Free Book! High Conflict – How To Communicate with People Who Hold Opposite Views
Do you find yourself avoiding people who hold an opposing political view, or self-censoring your words to avoid starting a fight?
Civil discourse has declined, in America and around the world. It’s hard to have an everyday conversation sometimes. That fact weighs heavily on individuals and our cultures.
In her book, High Conflict: Why We Get Trapped and How to Get Out, Amanda Ripley addresses how to restart and restore civil dialogue. High Conflict is one of my favorite books of the year — and right now, it’s free.
Free E-Book until July 31
Until July 31, you can get a free copy of the e-book, thanks to the author’s generosity and her publisher Simon & Schuster. Here’s the link to your free copy.
This book is for you if you wonder:
- How can we listen to someone who holds an opposing viewpoint and start an honest dialogue again?
- How can we communicate with people who do not seem to listen to facts or reason?
- How can we take a smarter approach to talk to people with opposing views?
The book contains some great lessons on effective messaging. Its lessons can help you understand your audience better, so you can improve the quality and merit of your Message Maps.
Make a message your audience can hear
For example, when talking to others, it’s critical to choose words that make you hearable by your audience. Ripley encourages readers to always ask 3 questions before speaking:
- Does it need to be said?
- Does it need to be said by me?
- Does it need to be said by me right now?
Speak up only when you get three yes answers.
Reading this book can help you better understand and appreciate what audiences need from your message.
Do you understand your audience’s moral foundations?
Whether you’re on the left or right, six moral foundations shape people’s political views. These moral foundations are care, fairness, liberty, loyalty, authority, and sanctity.
In short, liberals focus on three of the six moral foundations – care, fairness, and liberty – while conservatives value all six.
Dialogues break down precisely because liberals ignore conservatives’ concerns about loyalty, authority, and sanctity.
Liberals who preach to conservatives about taking care of the planet deliver a message that doesn’t land with a conservative audience.

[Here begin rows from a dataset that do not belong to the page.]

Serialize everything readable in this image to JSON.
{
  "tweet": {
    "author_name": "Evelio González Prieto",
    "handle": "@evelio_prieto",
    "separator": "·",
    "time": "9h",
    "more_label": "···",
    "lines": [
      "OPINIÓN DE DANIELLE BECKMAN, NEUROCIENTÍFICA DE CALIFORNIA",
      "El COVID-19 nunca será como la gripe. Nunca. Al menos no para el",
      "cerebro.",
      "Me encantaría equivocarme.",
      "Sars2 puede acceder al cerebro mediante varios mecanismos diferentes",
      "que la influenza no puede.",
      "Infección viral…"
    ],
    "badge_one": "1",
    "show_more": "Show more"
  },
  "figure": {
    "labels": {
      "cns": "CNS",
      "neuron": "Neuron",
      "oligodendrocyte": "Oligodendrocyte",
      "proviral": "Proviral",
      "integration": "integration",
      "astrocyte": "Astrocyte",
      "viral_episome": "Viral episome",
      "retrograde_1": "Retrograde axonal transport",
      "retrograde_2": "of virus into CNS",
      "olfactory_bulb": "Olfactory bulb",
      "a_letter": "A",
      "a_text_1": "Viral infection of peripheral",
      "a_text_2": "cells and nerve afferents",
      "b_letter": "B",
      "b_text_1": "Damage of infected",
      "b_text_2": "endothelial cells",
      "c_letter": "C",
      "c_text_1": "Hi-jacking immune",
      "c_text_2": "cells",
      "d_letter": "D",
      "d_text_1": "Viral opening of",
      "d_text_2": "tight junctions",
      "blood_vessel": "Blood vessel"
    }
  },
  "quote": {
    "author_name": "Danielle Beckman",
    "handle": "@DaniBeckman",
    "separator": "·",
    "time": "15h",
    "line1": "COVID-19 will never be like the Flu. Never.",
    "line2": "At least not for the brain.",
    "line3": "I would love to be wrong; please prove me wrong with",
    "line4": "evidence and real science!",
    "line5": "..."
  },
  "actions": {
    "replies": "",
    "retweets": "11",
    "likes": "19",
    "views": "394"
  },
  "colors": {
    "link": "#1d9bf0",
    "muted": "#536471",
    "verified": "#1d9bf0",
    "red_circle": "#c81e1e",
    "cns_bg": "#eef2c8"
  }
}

They need to change tack.
Why? Because when liberals profess their own beliefs, they appear not to understand the worldview of conservative people in the audience.
Instead, liberals need to address the moral foundations that conservatives care about – such as the need to protect the purity of nature.
Watch out for conflict entrepreneurs
Ripley’s book teaches the need to beware of conflict entrepreneurs, people who stand to gain money, attention, or bragging rights by igniting needless conflicts. For example, conflict entrepreneurs sparked and poured gasoline on fake facts and disinformation about the pandemic – confusing people and costing lives.
Good conflict is healthy, but what content entrepreneurs push is unhealthy reality distortion. High conflict takes on a life of its own and leaves everyone worse off.
What if you find high conflict in your workplace?
You may see examples of high conflict happening in your workplace. Do you work with someone who sends EMAILS IN SCREAMING ALL CAPS?
If so, here’s Ripley’s Harvard Business Review article for you, “How to Work with Someone Who Creates Unnecessary Conflict.”
While conflict entrepreneurs can appear anywhere, it turns out that certain types of employers are much more likely to employ conflict entrepreneurs — such as hospitals, universities, and political and advocacy organizations.
High Conflict shows marketers how to understand their audience’s worldview before they try to create a message that can change people’s minds.
No one can win customers by spouting messages people don’t care about. Only a relevant, resonant message can break through to customers. As adman...